TABLE 3__________________________________________________________________________ SLOPE OF SPECIFIC t/V-f(V) CORRELATION RESISTANCEFORMULATION PRESSURE LINE COEFFICIENT α (m/kg)__________________________________________________________________________Sludge + 0.5 0.215 0.999 1.37 · 108CaO + 2 0.0895 0.999 2.29 · 108A 4 0.0611 0.999 3.12 · 108 7 0.0483 0.999 4.33 · 108Sludge + 0.5 0.158 0.999 1.01 · 108CaO + 2 0.0715 0.999 1.83 · 108B 4 0.0478 0.999 2.44 · 108 7 0.0321 0.999 2.88 · 108Sludge + 0.5 0.0452 0.999 2.17 · 107CaO + 2 0.0197 0.999 5.04 · 107C 4 0.0132 0.998 6.76 · 107 7 0.0108 0.999 9.59 · 107Sludge + 0.5 0.121 0.999 7.74 · 107CaO + 2 0.0320 0.999 8.19 · 107D 4 0.0206 0.997 1.053 · 108 7 0.0139 0.996 1.24 · 108Sludge only 0.5 0.0611 0.999 9.49 · 107(control) 2 0.0299 0.999 1.86 · 108 4 0.0224 0.999 2.78 · 108 7 0.0191 0.998 4.15 · 108__________________________________________________________________________
TABLE 4______________________________________ CORRELATION COMPRESSIBILITYFORMULATION FACTOR COEFFICIENTS______________________________________Sludge + 0.994 0.427CaO +Sludge + 0.998 0.403CaO +BSludge + 0.998 0.556CaO +CSludge + 0.913 0.177CaO +DSludge 0.998 0.712______________________________________
TABLE 5______________________________________ PRESSURE (kg/cm2)FORMULATION 2 4 7______________________________________SLUDGE + 44.5% 49.5% 53%CaO +Sludge + 47.8% 51.9% 55.5%CaO +BSludge + 50.7% 54.9% 57.8%CaO +CSludge + 54% 60.1% 61.6%CaO +DSludge only 33% 36.9% 40.8%(control)______________________________________

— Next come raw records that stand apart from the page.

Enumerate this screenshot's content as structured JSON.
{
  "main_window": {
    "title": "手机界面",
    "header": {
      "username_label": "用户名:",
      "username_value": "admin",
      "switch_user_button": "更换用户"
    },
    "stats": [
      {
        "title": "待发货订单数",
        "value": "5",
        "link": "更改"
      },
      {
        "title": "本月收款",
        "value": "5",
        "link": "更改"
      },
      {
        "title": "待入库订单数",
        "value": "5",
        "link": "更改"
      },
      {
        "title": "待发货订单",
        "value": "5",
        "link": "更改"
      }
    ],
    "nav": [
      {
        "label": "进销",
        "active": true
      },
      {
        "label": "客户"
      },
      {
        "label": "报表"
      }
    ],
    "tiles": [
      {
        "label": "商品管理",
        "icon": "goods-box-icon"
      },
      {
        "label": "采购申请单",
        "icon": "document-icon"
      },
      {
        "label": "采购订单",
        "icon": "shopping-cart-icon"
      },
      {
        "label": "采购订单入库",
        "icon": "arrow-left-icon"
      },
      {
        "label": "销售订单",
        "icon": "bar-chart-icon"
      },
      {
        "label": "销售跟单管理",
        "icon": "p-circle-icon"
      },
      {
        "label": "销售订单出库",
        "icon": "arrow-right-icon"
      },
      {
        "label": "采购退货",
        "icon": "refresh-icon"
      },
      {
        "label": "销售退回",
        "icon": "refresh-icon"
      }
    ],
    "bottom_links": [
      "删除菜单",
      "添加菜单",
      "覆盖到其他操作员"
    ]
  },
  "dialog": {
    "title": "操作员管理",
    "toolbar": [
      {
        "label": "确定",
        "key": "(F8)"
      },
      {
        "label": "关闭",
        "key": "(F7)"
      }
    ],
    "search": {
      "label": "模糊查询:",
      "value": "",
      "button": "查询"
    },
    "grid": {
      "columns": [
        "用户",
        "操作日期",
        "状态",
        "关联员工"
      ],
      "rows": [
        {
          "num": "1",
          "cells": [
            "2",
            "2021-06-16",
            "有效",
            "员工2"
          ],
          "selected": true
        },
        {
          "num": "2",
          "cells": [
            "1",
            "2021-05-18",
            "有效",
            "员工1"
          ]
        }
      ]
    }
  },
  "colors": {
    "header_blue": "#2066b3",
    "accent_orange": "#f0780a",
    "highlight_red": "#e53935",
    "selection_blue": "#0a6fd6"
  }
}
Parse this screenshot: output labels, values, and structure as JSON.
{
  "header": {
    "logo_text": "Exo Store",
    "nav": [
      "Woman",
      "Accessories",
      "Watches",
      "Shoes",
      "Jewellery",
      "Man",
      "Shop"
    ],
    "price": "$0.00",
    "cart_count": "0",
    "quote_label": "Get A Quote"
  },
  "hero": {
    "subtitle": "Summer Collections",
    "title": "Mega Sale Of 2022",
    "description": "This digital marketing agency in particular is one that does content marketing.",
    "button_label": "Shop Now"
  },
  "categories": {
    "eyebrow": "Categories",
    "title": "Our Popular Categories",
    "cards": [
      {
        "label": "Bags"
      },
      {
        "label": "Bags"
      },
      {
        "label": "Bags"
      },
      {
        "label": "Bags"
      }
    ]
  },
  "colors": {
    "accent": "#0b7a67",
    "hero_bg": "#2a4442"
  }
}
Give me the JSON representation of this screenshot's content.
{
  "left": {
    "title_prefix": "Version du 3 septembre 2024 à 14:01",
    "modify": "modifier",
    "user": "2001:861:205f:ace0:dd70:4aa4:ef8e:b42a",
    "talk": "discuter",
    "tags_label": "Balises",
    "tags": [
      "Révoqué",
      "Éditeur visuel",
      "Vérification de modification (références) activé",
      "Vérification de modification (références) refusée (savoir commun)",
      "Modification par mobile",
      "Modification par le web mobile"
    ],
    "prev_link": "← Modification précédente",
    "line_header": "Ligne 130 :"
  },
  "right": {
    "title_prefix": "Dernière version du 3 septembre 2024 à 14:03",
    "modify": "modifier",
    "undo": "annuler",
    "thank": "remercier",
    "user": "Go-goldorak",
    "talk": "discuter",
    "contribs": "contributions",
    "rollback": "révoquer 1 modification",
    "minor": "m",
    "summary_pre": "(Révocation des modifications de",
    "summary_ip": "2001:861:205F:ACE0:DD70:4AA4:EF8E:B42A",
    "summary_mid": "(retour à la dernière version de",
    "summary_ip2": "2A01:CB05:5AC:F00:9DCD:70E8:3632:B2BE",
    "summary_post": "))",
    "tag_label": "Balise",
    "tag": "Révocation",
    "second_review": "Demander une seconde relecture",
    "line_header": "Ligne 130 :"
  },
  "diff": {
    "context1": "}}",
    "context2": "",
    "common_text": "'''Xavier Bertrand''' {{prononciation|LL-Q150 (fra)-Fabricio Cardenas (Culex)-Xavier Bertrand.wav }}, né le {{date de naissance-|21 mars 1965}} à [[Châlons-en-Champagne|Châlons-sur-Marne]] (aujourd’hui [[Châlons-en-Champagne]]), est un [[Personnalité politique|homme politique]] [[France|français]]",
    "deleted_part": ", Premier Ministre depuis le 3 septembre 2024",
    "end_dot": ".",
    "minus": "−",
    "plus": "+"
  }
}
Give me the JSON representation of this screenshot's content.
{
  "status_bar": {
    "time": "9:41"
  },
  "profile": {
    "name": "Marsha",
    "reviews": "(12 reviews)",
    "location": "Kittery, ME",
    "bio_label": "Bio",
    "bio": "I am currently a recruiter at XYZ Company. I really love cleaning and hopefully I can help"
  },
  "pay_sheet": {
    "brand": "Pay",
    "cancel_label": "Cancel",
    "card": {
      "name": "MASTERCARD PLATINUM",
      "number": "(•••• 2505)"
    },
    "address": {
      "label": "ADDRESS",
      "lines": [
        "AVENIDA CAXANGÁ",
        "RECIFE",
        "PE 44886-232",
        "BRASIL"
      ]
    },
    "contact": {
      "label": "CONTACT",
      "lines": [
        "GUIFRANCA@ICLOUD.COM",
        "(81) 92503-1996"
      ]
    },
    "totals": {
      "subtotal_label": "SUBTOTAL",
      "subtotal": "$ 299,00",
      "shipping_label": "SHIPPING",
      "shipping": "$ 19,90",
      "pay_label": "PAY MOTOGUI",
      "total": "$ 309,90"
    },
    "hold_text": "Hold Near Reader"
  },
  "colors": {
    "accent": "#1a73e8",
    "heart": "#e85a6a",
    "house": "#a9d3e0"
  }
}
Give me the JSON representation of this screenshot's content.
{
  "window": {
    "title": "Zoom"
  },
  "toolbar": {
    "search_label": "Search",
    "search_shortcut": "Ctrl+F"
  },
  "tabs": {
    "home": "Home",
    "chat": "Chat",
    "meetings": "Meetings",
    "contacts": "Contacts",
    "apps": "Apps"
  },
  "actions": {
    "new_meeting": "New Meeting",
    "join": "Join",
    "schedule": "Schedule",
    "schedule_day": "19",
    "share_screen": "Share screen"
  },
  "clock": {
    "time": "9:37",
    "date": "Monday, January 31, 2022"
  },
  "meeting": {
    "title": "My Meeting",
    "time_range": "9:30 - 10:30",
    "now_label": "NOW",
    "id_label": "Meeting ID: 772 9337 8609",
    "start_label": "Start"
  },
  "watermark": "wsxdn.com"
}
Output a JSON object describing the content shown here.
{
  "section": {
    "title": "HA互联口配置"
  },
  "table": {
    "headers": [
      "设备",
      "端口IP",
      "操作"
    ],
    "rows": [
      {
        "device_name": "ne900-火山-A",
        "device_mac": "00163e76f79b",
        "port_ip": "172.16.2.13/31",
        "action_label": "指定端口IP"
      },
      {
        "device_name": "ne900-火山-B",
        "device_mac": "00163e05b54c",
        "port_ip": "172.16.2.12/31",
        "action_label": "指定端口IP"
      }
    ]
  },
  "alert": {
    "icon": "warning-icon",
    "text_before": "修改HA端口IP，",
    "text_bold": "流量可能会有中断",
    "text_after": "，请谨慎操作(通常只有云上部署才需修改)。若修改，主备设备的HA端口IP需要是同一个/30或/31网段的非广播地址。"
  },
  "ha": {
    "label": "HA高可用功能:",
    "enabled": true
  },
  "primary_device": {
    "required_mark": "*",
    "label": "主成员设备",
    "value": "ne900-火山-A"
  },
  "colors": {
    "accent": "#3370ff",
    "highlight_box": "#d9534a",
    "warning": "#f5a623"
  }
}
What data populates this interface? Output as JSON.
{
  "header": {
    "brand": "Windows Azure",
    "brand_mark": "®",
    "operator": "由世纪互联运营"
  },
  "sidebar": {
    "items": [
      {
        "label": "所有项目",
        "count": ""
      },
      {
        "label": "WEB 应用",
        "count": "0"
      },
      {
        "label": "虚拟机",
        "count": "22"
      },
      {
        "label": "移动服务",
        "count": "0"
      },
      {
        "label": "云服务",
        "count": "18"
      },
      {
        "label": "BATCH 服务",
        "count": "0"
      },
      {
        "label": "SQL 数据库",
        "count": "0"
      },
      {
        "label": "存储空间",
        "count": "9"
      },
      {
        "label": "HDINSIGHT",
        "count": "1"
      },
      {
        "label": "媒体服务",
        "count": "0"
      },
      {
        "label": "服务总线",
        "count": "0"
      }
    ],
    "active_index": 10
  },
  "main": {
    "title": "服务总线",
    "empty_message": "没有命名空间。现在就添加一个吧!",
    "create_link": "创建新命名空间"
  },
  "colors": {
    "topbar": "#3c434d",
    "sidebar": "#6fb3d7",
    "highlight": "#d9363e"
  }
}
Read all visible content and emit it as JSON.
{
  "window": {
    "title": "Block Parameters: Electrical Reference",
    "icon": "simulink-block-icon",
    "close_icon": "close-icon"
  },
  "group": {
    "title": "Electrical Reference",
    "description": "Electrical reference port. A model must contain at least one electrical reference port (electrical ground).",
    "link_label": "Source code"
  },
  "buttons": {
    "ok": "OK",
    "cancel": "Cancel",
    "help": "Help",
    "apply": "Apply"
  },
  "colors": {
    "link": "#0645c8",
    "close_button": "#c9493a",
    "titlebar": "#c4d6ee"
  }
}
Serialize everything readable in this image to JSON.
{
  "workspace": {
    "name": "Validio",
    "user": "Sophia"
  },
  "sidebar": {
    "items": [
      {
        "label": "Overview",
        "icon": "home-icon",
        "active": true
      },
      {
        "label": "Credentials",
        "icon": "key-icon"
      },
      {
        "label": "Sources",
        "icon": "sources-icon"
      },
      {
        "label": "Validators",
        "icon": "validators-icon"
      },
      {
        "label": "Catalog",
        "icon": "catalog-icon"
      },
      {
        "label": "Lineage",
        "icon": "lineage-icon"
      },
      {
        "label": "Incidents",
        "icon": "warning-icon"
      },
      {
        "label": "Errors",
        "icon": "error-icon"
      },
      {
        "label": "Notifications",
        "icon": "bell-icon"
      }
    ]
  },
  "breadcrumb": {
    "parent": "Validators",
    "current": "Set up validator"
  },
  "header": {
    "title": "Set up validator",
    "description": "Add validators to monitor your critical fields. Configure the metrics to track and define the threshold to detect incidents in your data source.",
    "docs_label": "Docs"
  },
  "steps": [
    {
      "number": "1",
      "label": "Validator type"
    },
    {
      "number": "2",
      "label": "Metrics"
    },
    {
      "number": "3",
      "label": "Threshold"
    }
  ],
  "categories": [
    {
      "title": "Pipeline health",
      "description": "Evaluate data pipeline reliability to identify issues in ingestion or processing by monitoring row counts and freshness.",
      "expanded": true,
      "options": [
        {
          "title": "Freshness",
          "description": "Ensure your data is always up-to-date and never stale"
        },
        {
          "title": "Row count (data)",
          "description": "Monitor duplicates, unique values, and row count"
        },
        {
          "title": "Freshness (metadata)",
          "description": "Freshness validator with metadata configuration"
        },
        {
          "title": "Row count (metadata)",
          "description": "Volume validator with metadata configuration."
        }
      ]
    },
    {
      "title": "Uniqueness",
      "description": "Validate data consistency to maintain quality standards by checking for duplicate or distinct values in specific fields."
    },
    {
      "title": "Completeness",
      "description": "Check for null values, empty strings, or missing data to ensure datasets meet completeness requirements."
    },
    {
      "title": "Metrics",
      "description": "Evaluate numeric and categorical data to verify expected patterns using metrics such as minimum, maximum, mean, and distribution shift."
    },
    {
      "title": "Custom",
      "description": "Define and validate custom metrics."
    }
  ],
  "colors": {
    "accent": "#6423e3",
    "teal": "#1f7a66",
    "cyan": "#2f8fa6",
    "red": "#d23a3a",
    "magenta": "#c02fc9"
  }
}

TABLE 6______________________________________ OBSERVATIONS OBSERVATIONSTEST AFTER 28 DAYS AFTER 6 MONTHS______________________________________ 1 ++++ +++ 2 ++++ +++ 3 ++++ +++ 4 ++++ +++ 5 ++++ ++ 6 +++++ +++ 7 ++++ ++++++ 8 ++++ ++++ 9 ++++ +++++10 ++++ +++11 +++ ++++12 +++ +++13 ++ ++++++14 +++ ++++15 +++++ ++++++16 +++++ ++++17 +++++ ++++++18 +++++ +++++19 +++++ ++++++20 +++++ +++++21 +++++ ++++++22 +++++ +++++______________________________________
TABLE 7______________________________________sludge V2 : leachability of pollutants after treatment,quantities dissolved in a leaching test in mgper kg of treated material. TREATMENTCOMPONENT CHALK CHALK + POZZOLAN______________________________________Total salinity 10 240 7 880Sulfates 4 390 2 800Sodium 3 100 2 100Calcium 700 310Trivalent chromium 220 80Iron <1 <1Nickel <0.5 <0.5pH of the lixiviate 11.6 6.0______________________________________